Section 14 (6) of the Education (Welfare) Act provides for an assessment to be carried out in respect of a child who is a student at a school other than a recognised school. It is significant that The Guidelines on the Assessment of Education in Places Other than Recognised Schools point out that:

“an assessment of the educational provision in a non-recognised school is concerned only to establish that the children in the school are receiving a certain minimum education… [and that the] assessment is  not an inspection, such as that carried out by inspectors of the Department of Education and Science in recognised schools under section 13 of the Education Act 1998” [emphasis in original].

The role of Tusla

Instead of the Inspectors of the Department of Education, the assessment is carried out by any Authorised Person appointed by Tusla, the Child and Family Agency. Previously, the Authorised Person would have been appointed by the National Educational Welfare Board, however on January 1st 2014 the Child and Family Agency (Tusla) became an independent legal entity, comprising HSE Children & Family Services, Family Support Agency and the National Educational Welfare Board as well as incorporating some psychological services and a range of services responding to domestic, sexual and gender-based violence.

The Guidelines on the Assessment of Education in Places Other than Recognised Schools emphasise the limited nature of the assessment carried out by Tusla and state that:

“the limited purpose of the assessment process is designed to respect the rights of parents with regard to the education of their children while at the same time ensuring that the State’s obligations to ensure that children receive a certain minimum education can be fulfilled. It must be noted that the provision of a certain minimum education does not necessitate the use of any prescribed curriculum, the use of particular methodologies, or the inclusion of any specific subjects.”

The guidelines for the assessment list six principles which underpin the process, namely;

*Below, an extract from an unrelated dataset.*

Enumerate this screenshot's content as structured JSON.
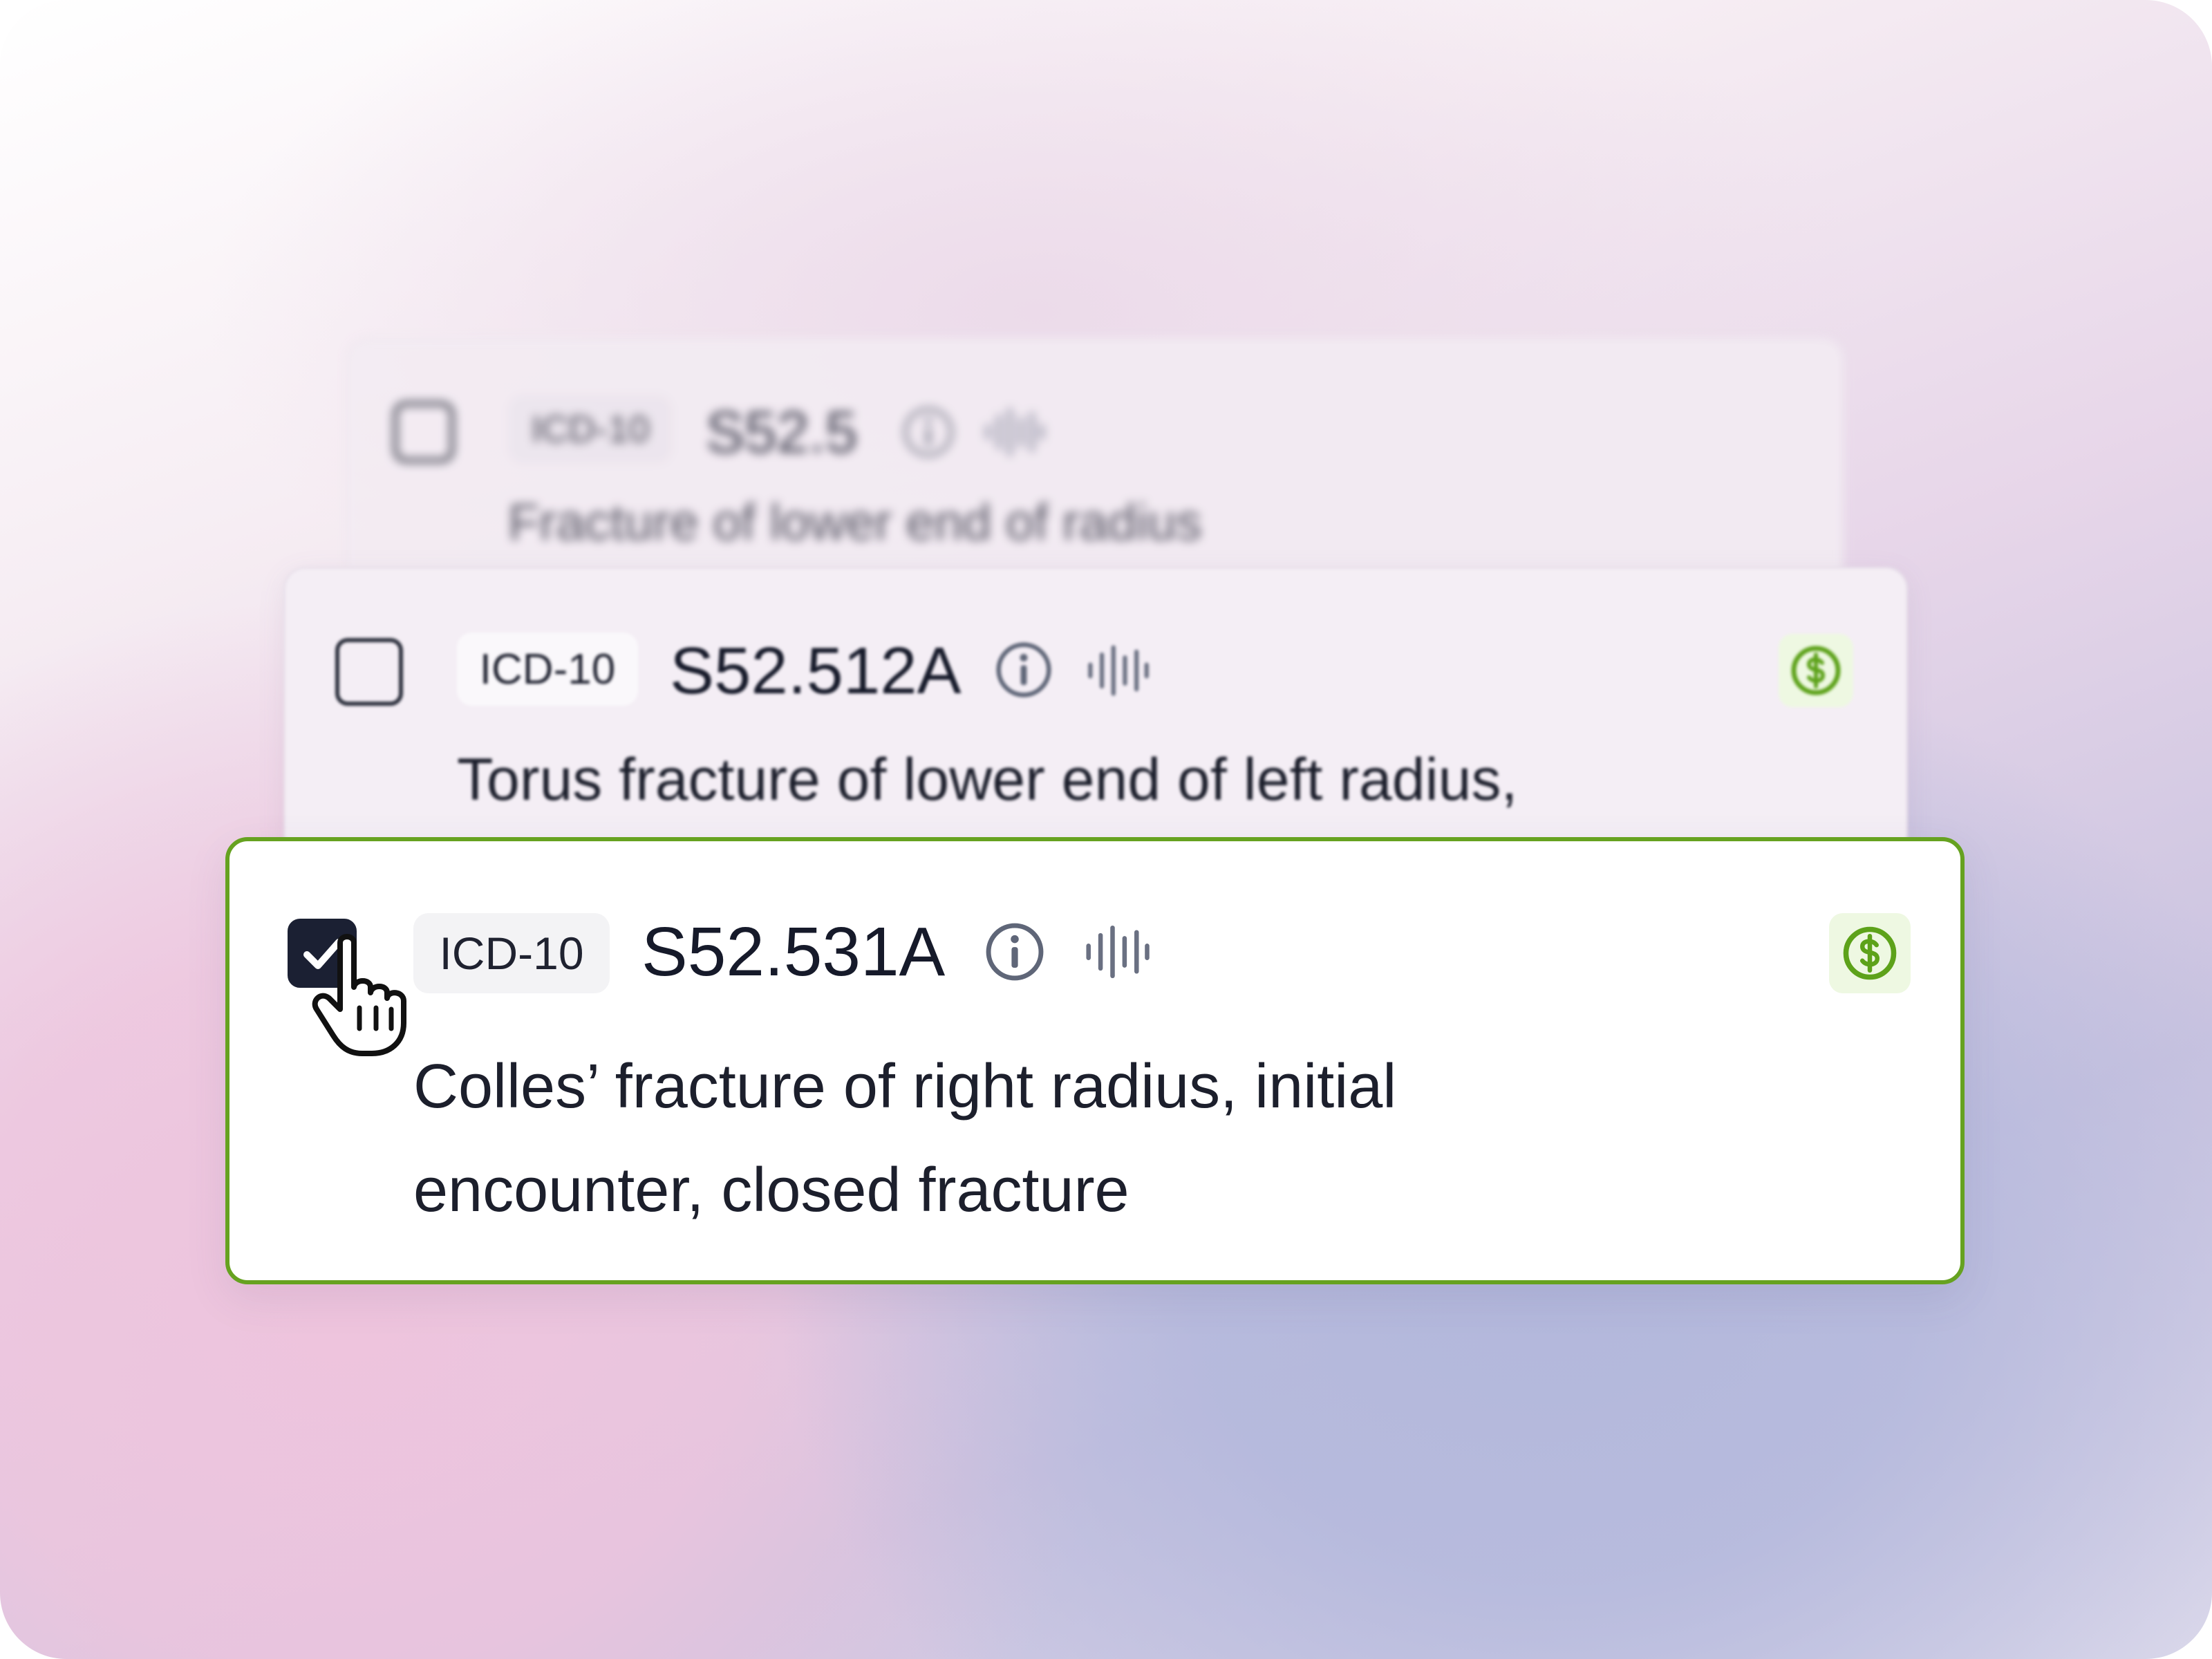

that the child has a right to a certain minimum education.

that the individual needs of the child are a paramount consideration.

that the right and duty of parents to provide, according to their means, for the religious and moral, intellectual, physical and social education of their children is respected.

that education provided in places other than recognised schools may be significantly different from that provided in a recognised school setting and that, depending on the circumstances, it may be equally effective if not more effective in meeting the learning needs of the child.

that the selection of resources and curriculum materials is a matter for parents, to be made in line with their educational values and beliefs.

that in the conducting of assessments, it is critically important that parents and others work together in an atmosphere of openness, transparency and mutual respect in the best interests of the child.

This legislation puts the school in a very strong position. The School of Empowering Education will not be inspected by Department of Education Inspectors whose primary focus is ensuring that the national curriculum is taught and taught to a sufficiently high standard.

Instead, the school will be inspected by Tusla, a state body whose primary focus is the welfare of the child and each child’s individual needs. In addition, the assessment tool which will be employed is designed to be limited in its scope in order to respect the parents’ choice of education for their child.

Together with the parents of students who have chosen to attend The School of Empowering Education we are confident that we will satisfy Tusla that our students are well taken care of and receive a moral, intellectual, physical and social education bar none that can be found nowhere else in Ireland.